In the first ever United Democratic Party (UDP) political victory since their disappointing loss in 1979, and the first ever People’s United Party (PUP) loss in history, Aikman beat the incumbent and long-standing Prime Minister, George Price, in Belize City’s Freetown Division in the 1984 general elections.
He went on to become Belize’s Minister of Education, capitalizing on much earned political capital to spend, and spent it he did with his ambitious plans in the initiating of Belize’s first ever university called, “University College of Belize (UCB)”, that copied the U.S. Ferris State University curriculum and design almost completely. Minister Aikman had made his first political move as a young and ambitious Belizean politician who was coming of age under the watchful eyes of international political observers.
After a long absence from politics in Belize enduring some painful political and financial losses in the 1980s, and 90s, the formidable and former UDP politician, Derek Aikman, made a sudden resurgence back into Belize’s political arena with his recent and newly found “Belizeans United for Equal Rights at Home & Abroad” or (BUFERHD). It appeared that the political and civic organization was championing the constitutional rights of the Belizean electorate that have been trampled by past and present governments of Belize, including Aikman’s once aligned UDP party that has won three consecutive elections already since 2008, added to the two times before that in 1984 and 1993. BUFERHD’s new and recent political stint and bombshell was the revelation that the Belize electoral ballot is not, and was not really “secret” at all.
In a special meeting called by the political organization’s head himself, the resistant Derek Aikman surprised many a Belizean political pundit that the two Belize political parties in the country’s two-party political system had appeared to have been cheating the Belizean electorate all the while through what should have been a “secret ballot” that was supposed to have kept confidential the people’s vote casting patterns as a means of protecting the Belizean electorate from fraudulent elections over the years.

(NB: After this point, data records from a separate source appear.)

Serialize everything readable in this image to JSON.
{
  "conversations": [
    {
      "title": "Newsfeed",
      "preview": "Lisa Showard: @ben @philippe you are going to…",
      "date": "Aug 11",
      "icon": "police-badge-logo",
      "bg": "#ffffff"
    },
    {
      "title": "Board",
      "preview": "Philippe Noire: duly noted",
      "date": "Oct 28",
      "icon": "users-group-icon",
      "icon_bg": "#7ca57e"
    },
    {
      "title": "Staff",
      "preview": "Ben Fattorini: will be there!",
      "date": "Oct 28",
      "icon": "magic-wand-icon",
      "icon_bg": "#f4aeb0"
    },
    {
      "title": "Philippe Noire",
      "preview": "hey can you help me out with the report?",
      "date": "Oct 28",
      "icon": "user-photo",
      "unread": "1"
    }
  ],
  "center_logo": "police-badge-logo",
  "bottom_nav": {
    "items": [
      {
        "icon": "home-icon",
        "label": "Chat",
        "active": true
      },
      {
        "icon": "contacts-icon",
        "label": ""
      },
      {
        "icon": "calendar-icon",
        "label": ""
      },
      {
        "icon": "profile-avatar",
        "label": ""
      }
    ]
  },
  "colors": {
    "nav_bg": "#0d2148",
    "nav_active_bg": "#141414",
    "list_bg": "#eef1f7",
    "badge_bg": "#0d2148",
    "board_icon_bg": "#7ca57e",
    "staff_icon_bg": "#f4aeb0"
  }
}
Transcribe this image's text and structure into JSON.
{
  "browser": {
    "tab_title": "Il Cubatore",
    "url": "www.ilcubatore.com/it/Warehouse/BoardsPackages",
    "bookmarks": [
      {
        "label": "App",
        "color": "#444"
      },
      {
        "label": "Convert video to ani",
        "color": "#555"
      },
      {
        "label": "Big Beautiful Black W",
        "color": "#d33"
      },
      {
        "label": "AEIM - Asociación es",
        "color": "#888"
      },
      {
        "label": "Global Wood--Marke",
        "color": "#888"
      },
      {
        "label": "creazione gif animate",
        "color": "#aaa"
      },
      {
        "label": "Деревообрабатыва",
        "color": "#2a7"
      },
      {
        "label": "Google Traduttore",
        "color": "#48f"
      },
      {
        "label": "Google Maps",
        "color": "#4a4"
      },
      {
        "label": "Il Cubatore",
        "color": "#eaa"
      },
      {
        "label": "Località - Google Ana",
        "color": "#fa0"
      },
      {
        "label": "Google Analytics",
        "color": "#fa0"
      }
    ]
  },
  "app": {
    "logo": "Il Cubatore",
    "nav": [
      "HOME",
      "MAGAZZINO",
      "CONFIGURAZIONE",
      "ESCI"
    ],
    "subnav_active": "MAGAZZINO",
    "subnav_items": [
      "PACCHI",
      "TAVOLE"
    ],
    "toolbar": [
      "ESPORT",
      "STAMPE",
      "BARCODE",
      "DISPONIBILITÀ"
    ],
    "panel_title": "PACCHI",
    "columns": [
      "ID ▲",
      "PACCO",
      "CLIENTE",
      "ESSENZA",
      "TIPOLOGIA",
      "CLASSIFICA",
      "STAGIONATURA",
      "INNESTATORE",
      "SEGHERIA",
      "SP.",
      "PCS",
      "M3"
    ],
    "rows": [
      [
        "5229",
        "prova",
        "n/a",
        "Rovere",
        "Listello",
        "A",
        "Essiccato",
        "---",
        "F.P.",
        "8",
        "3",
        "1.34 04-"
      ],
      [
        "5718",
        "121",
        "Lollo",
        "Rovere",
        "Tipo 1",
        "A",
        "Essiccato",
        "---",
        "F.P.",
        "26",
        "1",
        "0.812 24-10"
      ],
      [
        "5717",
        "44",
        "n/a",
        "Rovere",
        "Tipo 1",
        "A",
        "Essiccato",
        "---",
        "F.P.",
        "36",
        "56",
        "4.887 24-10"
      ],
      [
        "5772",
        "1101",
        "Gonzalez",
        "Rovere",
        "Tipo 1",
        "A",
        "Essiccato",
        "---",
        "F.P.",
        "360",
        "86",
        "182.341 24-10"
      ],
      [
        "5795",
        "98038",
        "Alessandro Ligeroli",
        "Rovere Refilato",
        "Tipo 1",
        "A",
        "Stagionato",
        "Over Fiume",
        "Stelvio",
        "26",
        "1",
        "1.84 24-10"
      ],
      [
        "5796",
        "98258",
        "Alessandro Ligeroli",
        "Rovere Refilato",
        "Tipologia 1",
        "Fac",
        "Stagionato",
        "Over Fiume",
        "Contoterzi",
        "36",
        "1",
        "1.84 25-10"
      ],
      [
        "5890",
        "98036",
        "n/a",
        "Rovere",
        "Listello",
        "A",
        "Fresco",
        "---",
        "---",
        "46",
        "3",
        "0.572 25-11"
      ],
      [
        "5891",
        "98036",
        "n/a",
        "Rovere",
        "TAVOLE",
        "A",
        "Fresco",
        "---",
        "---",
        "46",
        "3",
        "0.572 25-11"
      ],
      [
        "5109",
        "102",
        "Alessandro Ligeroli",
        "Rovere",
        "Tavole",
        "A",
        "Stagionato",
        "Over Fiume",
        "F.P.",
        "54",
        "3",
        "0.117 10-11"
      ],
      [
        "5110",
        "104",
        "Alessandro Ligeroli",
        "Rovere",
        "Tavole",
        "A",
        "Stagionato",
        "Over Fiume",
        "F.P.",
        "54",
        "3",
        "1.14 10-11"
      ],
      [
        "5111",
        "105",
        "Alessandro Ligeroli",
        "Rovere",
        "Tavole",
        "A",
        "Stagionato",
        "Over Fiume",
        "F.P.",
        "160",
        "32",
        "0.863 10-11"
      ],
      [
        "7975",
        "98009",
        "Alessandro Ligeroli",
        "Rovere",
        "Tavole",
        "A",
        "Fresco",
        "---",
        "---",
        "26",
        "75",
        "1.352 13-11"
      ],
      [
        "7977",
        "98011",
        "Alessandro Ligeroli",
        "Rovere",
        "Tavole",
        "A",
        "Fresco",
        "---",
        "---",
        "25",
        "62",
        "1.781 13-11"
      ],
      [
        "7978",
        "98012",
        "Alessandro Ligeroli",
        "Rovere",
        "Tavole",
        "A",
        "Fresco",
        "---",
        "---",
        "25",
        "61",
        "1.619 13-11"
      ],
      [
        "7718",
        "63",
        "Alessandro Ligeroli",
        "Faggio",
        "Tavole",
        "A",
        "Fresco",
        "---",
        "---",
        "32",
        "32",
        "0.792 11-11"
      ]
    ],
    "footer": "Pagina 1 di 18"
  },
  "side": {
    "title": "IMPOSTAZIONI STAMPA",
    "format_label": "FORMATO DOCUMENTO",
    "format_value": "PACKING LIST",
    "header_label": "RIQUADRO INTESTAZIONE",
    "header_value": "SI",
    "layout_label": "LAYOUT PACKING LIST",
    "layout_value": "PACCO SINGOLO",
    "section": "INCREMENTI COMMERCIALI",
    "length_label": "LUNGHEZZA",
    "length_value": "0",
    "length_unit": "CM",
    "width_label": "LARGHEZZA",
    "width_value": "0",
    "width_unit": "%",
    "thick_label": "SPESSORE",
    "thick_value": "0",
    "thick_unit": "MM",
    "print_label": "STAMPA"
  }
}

Through Minister Aikman’s assertions, it was not necessarily so. Did most Belizean politicians and campaign managers of Belize’s political parties know such a thing was going on in Belize’s proud electoral system that those like U.S. President, Jimmy Carter, had held up to high standards to the rest of the Western world as a beacon of light symbolic of free and fair elections?
In editing this feature written more than a year ago, the sad news of the death of the dynamic Belizean politician, Derek Aikman reached me with much sadness of his loss and the passing of a revolutionary era of illuminating Belizean politics that was energized by a young St. Michael’s College graduate who had pursued his educational dreams and endeavors abroad in the United States and returned politically armed to serve his country and people.
We here at “Belizean Legends” honor Derek Aikman today in his passing and hope that more young Belizean students of politics may soon take on the mantle of political leadership in Belize in the way of the honorable gentleman, Minister Derek Aikman. He will be surely missed by many of his family and friends. From God we come and to Him is all our return, my dear brother Derek. Go in peace and meet your Maker, you Belizean political warrior. Your journey has ended and it’s good to be home.